Stored entries:
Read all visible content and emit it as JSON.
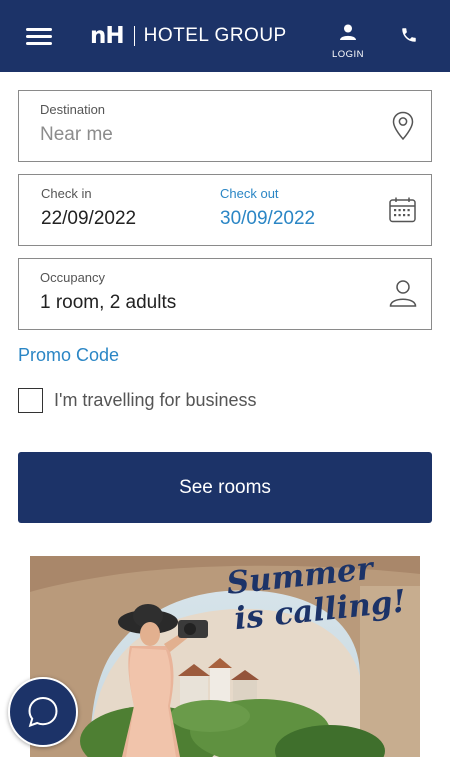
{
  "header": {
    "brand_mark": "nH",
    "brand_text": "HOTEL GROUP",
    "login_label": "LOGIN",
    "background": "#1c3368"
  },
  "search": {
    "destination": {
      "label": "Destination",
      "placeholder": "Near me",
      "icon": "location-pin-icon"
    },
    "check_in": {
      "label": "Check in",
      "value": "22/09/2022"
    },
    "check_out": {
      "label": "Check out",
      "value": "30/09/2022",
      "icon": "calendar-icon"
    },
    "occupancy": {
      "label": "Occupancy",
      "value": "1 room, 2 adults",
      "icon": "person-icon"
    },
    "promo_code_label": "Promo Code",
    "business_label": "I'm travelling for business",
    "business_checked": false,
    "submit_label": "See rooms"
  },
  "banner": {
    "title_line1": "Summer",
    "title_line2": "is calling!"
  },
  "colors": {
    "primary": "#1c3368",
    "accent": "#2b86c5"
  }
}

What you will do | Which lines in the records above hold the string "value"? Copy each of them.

Response box |
      "value": "22/09/2022"
      "value": "30/09/2022",
      "value": "1 room, 2 adults",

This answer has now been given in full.